Genetic background alters behavior of fragile X mice

Deborah Rudacille, Sfari.org |

Six strains of mice lacking a gene associated with fragile X syndrome show radically different behaviors though they share the same mutation, researchers reported in January in Autism Research1.


Fragile X syndrome is caused by the complete or partial loss of FMR protein, which results from a full or partial mutation of theFMR1 gene. People with the syndrome combine varying degrees of intellectual disability with seizures, irritability, hyperactivity, anxiety or self-injurious behavior. Up to one-half of people with fragile X syndrome also meet diagnostic criteria for autism.

Researchers suspect that the wide range of fragile X symptoms is the result of differences in genetic, environmental and perhaps epigenetic factors — which affect gene expression without altering DNA2.



February 14, 2011


WASHINGTON, DC – U.S. Representatives Gregg Harper (R–Miss) and Eliot Engel (D–NY) today announced the reinstatement of the Congressional Fragile X Caucus in the U.S. House of Representatives. The gentlemen will serve as the panel’s top Republican and Democratic members, respectively.

The bipartisan caucus is committed to increasing awareness of Fragile X-associated Disorders and improving the health of children and adults across the country living with this intellectual disability. Fragile X-associated Disorders are genetic – resulting in behavioral, developmental and language disabilities throughout a person’s lifespan.

“As the parent of a 21-year-old son with Fragile X Syndrome, I understand fully the daily challenges faced by families with special needs children,” said Harper. “For our family, Fragile X has become a lifelong labor of love and daily blessings.”

“Fragile X syndrome is perhaps the most common cause of inherited mental impairment,” added Engel. “I am eager to serve as co-chair of this Congressional Caucus, with my friend and colleague Rep. Harper, to bring this issue before the public and strive to enhance public and private abilities to advance our knowledge of this syndrome. The striking rise of autism is reason enough for this Caucus to exist but there are other conditions caused by this genetic disorder and we must do what we can to help the people with Fragile X syndrome and their families.”

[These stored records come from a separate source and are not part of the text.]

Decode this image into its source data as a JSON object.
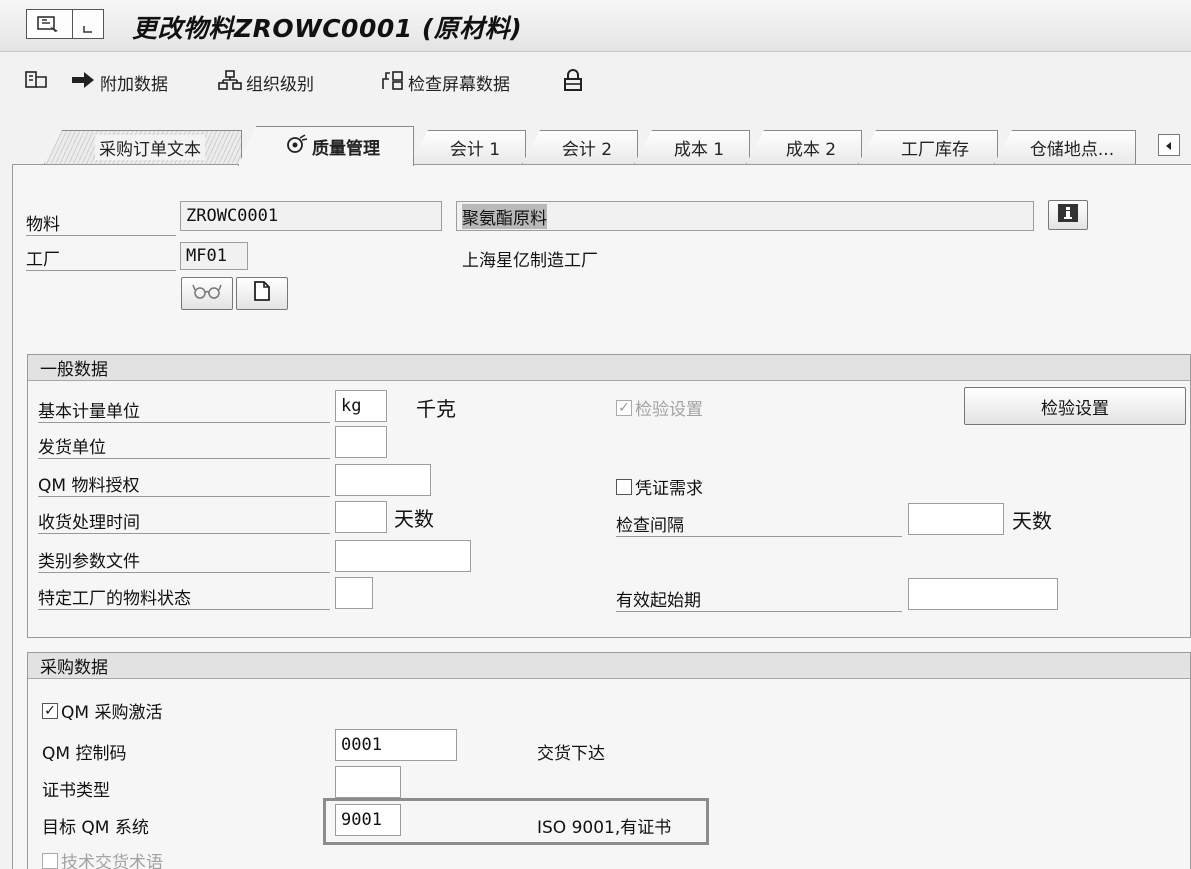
{
  "window": {
    "title": "更改物料ZROWC0001 (原材料)"
  },
  "toolbar": {
    "additional_data": "附加数据",
    "org_levels": "组织级别",
    "check_screen_data": "检查屏幕数据"
  },
  "tabs": [
    {
      "label": "采购订单文本"
    },
    {
      "label": "质量管理"
    },
    {
      "label": "会计 1"
    },
    {
      "label": "会计 2"
    },
    {
      "label": "成本 1"
    },
    {
      "label": "成本 2"
    },
    {
      "label": "工厂库存"
    },
    {
      "label": "仓储地点..."
    }
  ],
  "header": {
    "material_label": "物料",
    "material_value": "ZROWC0001",
    "material_desc": "聚氨酯原料",
    "plant_label": "工厂",
    "plant_value": "MF01",
    "plant_desc": "上海星亿制造工厂"
  },
  "general": {
    "title": "一般数据",
    "base_uom_label": "基本计量单位",
    "base_uom_value": "kg",
    "base_uom_desc": "千克",
    "issue_unit_label": "发货单位",
    "qm_auth_label": "QM 物料授权",
    "gr_time_label": "收货处理时间",
    "gr_time_unit": "天数",
    "class_profile_label": "类别参数文件",
    "plant_status_label": "特定工厂的物料状态",
    "insp_setup_check": "检验设置",
    "insp_setup_checked": true,
    "doc_required_check": "凭证需求",
    "doc_required_checked": false,
    "insp_interval_label": "检查间隔",
    "insp_interval_unit": "天数",
    "valid_from_label": "有效起始期",
    "insp_setup_button": "检验设置"
  },
  "procurement": {
    "title": "采购数据",
    "qm_active_check": "QM 采购激活",
    "qm_active_checked": true,
    "qm_control_label": "QM 控制码",
    "qm_control_value": "0001",
    "qm_control_desc": "交货下达",
    "cert_type_label": "证书类型",
    "target_qm_label": "目标 QM 系统",
    "target_qm_value": "9001",
    "target_qm_desc": "ISO 9001,有证书",
    "tech_terms_check": "技术交货术语",
    "tech_terms_checked": false
  },
  "colors": {
    "background": "#f2f2f2",
    "group_header": "#e2e2e2",
    "field_bg": "#ffffff",
    "highlight_frame": "#8c8c8c"
  }
}
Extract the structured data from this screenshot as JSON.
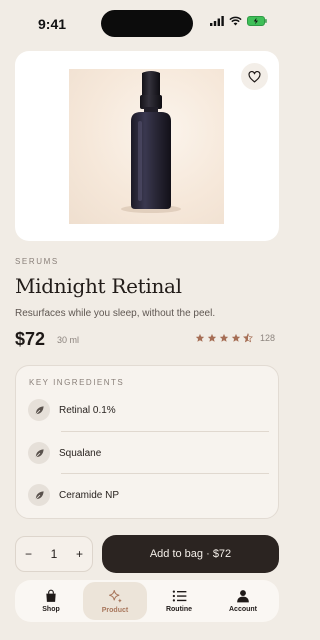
{
  "status_bar": {
    "time": "9:41"
  },
  "product": {
    "category": "SERUMS",
    "title": "Midnight Retinal",
    "subtitle": "Resurfaces while you sleep, without the peel.",
    "price": "$72",
    "volume": "30 ml",
    "rating": 4.5,
    "review_count": "128"
  },
  "ingredients": {
    "heading": "KEY INGREDIENTS",
    "items": [
      {
        "label": "Retinal 0.1%",
        "icon": "leaf-icon"
      },
      {
        "label": "Squalane",
        "icon": "leaf-icon"
      },
      {
        "label": "Ceramide NP",
        "icon": "leaf-icon"
      }
    ]
  },
  "cart": {
    "minus": "−",
    "quantity": "1",
    "plus": "+",
    "add_label": "Add to bag · $72"
  },
  "tabs": [
    {
      "label": "Shop",
      "icon": "shopping-bag-icon",
      "active": false
    },
    {
      "label": "Product",
      "icon": "sparkle-icon",
      "active": true
    },
    {
      "label": "Routine",
      "icon": "list-icon",
      "active": false
    },
    {
      "label": "Account",
      "icon": "person-icon",
      "active": false
    }
  ],
  "colors": {
    "background": "#f1ece5",
    "accent": "#a9785e",
    "star": "#a66e55",
    "button_dark": "#2b2421"
  }
}
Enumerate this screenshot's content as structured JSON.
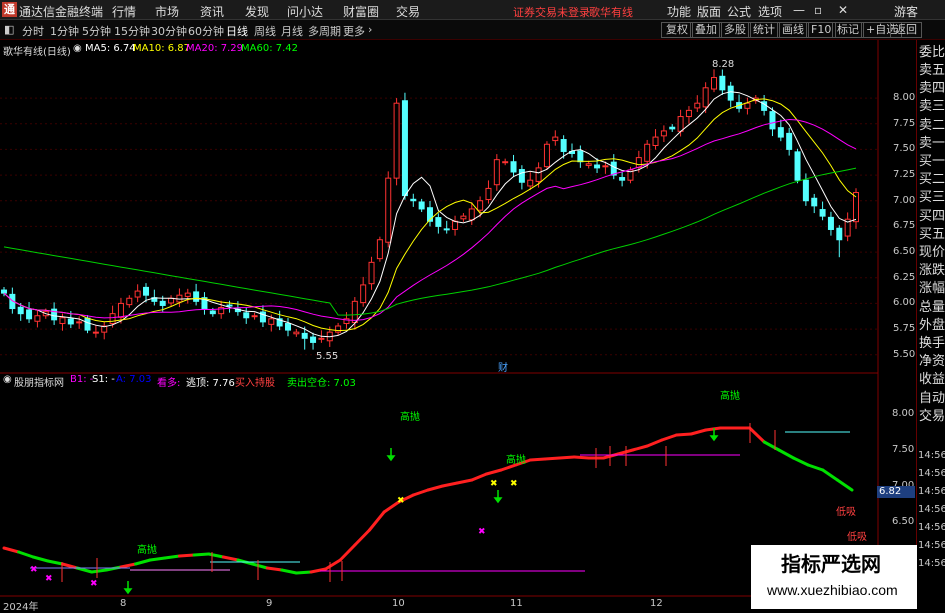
{
  "titlebar": {
    "app": "通达信金融终端",
    "menus": [
      "行情",
      "市场",
      "资讯",
      "发现",
      "问小达",
      "财富圈",
      "交易"
    ],
    "warning": "证券交易未登录",
    "warning2": "歌华有线",
    "right": [
      "功能",
      "版面",
      "公式",
      "选项"
    ],
    "guest": "游客"
  },
  "toolbar": {
    "periods": [
      "分时",
      "1分钟",
      "5分钟",
      "15分钟",
      "30分钟",
      "60分钟",
      "日线",
      "周线",
      "月线",
      "多周期",
      "更多"
    ],
    "active": "日线",
    "right": [
      "复权",
      "叠加",
      "多股",
      "统计",
      "画线",
      "F10",
      "标记",
      "+自选",
      "返回"
    ]
  },
  "main_chart": {
    "title": "歌华有线(日线)",
    "ma": [
      {
        "label": "MA5:",
        "value": "6.74",
        "color": "#ffffff"
      },
      {
        "label": "MA10:",
        "value": "6.87",
        "color": "#ffff00"
      },
      {
        "label": "MA20:",
        "value": "7.29",
        "color": "#ff00ff"
      },
      {
        "label": "MA60:",
        "value": "7.42",
        "color": "#00ff00"
      }
    ],
    "high_label": "8.28",
    "low_label": "5.55",
    "fin_label": "财",
    "price_ticks": [
      "8.00",
      "7.75",
      "7.50",
      "7.25",
      "7.00",
      "6.75",
      "6.50",
      "6.25",
      "6.00",
      "5.75",
      "5.50"
    ],
    "ylim": [
      5.4,
      8.4
    ]
  },
  "indicator": {
    "title": "股朋指标网",
    "items": [
      {
        "text": "B1: -",
        "color": "#ff00ff"
      },
      {
        "text": "S1: -",
        "color": "#ffffff"
      },
      {
        "text": "A: 7.03",
        "color": "#0000ff"
      },
      {
        "text": "看多:",
        "color": "#ff00ff"
      },
      {
        "text": "逃顶: 7.76",
        "color": "#ffffff"
      },
      {
        "text": "买入持股",
        "color": "#ff4040"
      },
      {
        "text": "卖出空仓: 7.03",
        "color": "#00ff00"
      }
    ],
    "ticks": [
      "8.00",
      "7.50",
      "7.00",
      "6.50"
    ],
    "current": "6.82",
    "high_sell": "高抛",
    "low_buy": "低吸"
  },
  "right_panel": {
    "top": "委比",
    "items": [
      "卖五",
      "卖四",
      "卖三",
      "卖二",
      "卖一",
      "买一",
      "买二",
      "买三",
      "买四",
      "买五",
      "现价",
      "涨跌",
      "涨幅",
      "总量",
      "外盘",
      "换手",
      "净资",
      "收益",
      "自动",
      "交易"
    ],
    "times": [
      "14:56",
      "14:56",
      "14:56",
      "14:56",
      "14:56",
      "14:56",
      "14:56"
    ]
  },
  "dates": [
    "2024年",
    "8",
    "9",
    "10",
    "11",
    "12"
  ],
  "watermark": {
    "cn": "指标严选网",
    "url": "www.xuezhibiao.com"
  },
  "chart_data": {
    "type": "candlestick",
    "ylim": [
      5.4,
      8.4
    ],
    "high": 8.28,
    "low": 5.55,
    "closes": [
      6.1,
      5.95,
      5.9,
      5.85,
      5.88,
      5.92,
      5.84,
      5.86,
      5.8,
      5.82,
      5.74,
      5.72,
      5.78,
      5.9,
      6.0,
      6.05,
      6.12,
      6.08,
      6.02,
      5.98,
      6.05,
      6.08,
      6.1,
      6.02,
      5.95,
      5.9,
      5.96,
      5.98,
      5.92,
      5.86,
      5.88,
      5.82,
      5.85,
      5.78,
      5.74,
      5.72,
      5.66,
      5.62,
      5.66,
      5.72,
      5.78,
      5.85,
      6.02,
      6.18,
      6.4,
      6.62,
      7.22,
      7.95,
      7.05,
      7.0,
      6.92,
      6.8,
      6.75,
      6.72,
      6.8,
      6.85,
      6.92,
      7.0,
      7.12,
      7.4,
      7.38,
      7.28,
      7.18,
      7.2,
      7.32,
      7.55,
      7.62,
      7.48,
      7.46,
      7.38,
      7.36,
      7.32,
      7.34,
      7.25,
      7.2,
      7.3,
      7.42,
      7.55,
      7.62,
      7.68,
      7.7,
      7.82,
      7.88,
      7.95,
      8.1,
      8.2,
      8.08,
      7.98,
      7.9,
      7.95,
      8.0,
      7.88,
      7.7,
      7.62,
      7.5,
      7.2,
      7.0,
      6.95,
      6.85,
      6.72,
      6.62,
      6.82,
      7.08
    ]
  }
}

For Fiscal Year 2011, the caucus – in close cooperation with the National Fragile X Foundation (NFXF) – reached many of its targeted objectives. The group worked with Members of Congress to push the National Institutes of Health (NIH) Research Plan on Fragile X Syndrome and Associated Disorders and urged Congress to continue providing resources for translational research that shows significant promise of a safe and effective treatment for this disability.

The panel also requested that the Department of Defense (DOD) expand the Peer Reviewed Medical Research Program to include Fragile X-associated Disorders in the eligible research topics for Fiscal Year 2011. Additionally, the Caucus advocated for sustained support to grow the National Fragile X Public Health Initiative and the Fragile X Clinical & Research Consortium in order to expand to geographically underserved regions.

“These accomplishments have had a significant impact on the Fragile X community, but this is only the beginning of Fragile X advocates’ promising journey,” added the chairmen. “We will maintain our efforts to ensure that every youth with a significant disability has the opportunity, encouragement and support to become gainfully employed in an integrated setting, pursue a post-secondary education, and contribute to and meaningfully engage in typical community settings upon leaving high school.”

Fragile X-associated Disorders are linked to a mutation on the X chromosome, and are the most commonly inherited form of intellectual disabilities. Fragile X is also connected to reproductive problems in women – including early menopause and a Parkinson’s-like condition in older male carriers.

Today, over 100,000 Americans live with Fragile X Syndrome and over one-million Americans carry a Fragile X mutation and either have, or are at risk for developing a Fragile X-associated Disorder. As many as one in 130 women are estimated to be carriers of the Fragile X mutation according to current studies.